The growing demand for High Definition Television sets creates some difficulties in regards to finding programming to see on...
The growing demand for High Definition Television sets creates some difficulties in regards to finding programming to see on them. Some tv suppliers have taken the initiative to create new programming in High Definition. This is apparent in several recently offered High Definition stations like HDNet which supplies accessibility to traveling programs, and special occasions, concerts, documentaries, news all in High Def. As do Ultra HD, Gallery HD, and Rush HD Equator HD and Discovery HD Theatre both create initial content in High Definition. Several other stations like Kung Fu HD feature and Creatures HD remastered older films for their content. Although most of these films likely were not intentionally filmed in the High Definition format, the fact that they’ve the wide screen 16:9 aspect ratio needed for High Definition and were filmed in a high resolution so that the pictures would be kept on a big display, makes them perfect for High Definition programming.
We see a possible issue though when folks begin to discuss remastering old television shows, like Star Trek and Gilligan’s Island, to satisfy with High Definition conditions. The fact they have a lesser resolution than High Def needs is not much of a trouble- presumably it’d not be impossible to go in and add more detail to the image on the pixel by pixel amount. The difficulty comes from the fact that all those old shows had a 4:3 aspect ratio designed to fit regular standard televisions. that are definition It is simple to turn a 16:9 aspect ratio into a 4:3 aspect ratio. It is done on a regular basis and that is what is meant by the statement you frequently see when you view a video cassette of a picture: “This picture was altered from it’s first variant. It’s been reformatted to fit your display.” When a 16:9 film is reformatted, that means that the 16:9 image has been compressed so that everything and everyone in the image seems unnaturally tall and lanky, or the left and right side of the image have been chopped off so that it’ll fit on the display. The latter is more common, although some DVD players will do the former mechanically. The other option would be to show the whole 16:9 image on the 4:3 screen and black out the top and the underside so that it keeps it’s original format and all the pictures keep their correct percentages.

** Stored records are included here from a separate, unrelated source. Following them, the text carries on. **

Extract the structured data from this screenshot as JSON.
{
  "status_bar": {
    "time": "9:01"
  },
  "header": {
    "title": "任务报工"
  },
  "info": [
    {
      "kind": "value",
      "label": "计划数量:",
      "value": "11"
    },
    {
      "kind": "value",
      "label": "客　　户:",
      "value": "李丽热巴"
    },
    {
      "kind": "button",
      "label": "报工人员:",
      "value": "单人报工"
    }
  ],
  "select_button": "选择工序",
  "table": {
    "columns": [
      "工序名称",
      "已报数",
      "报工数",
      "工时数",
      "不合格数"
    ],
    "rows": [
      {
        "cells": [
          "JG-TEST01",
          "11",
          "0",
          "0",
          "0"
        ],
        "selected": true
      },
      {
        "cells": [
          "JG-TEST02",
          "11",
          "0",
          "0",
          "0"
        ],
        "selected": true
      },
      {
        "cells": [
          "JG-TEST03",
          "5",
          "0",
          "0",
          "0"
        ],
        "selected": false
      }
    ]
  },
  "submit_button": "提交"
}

The thought that someone might try to make a 4:3 picture to fill up a 16:9 display is even more troubling. Possibly it’d be possible to digitally stretch the image to take up the whole display, but that would make everything seem even more foolish than the same procedure described previously. It’d also be possible to show the picture with 4:3 proportions on a 16:9 screen and black out the fresh left and right of the screen, but that would defeat the purpose of High Definition. Why not chop off the top and or the underparts of the the 4:3 picture and have what is left over take up the whole 16:9 display? This answer is of course unacceptable because it wouldn’t permit us to see Gilligan’s hallmark hat or Mr. Spock’s pointy ears!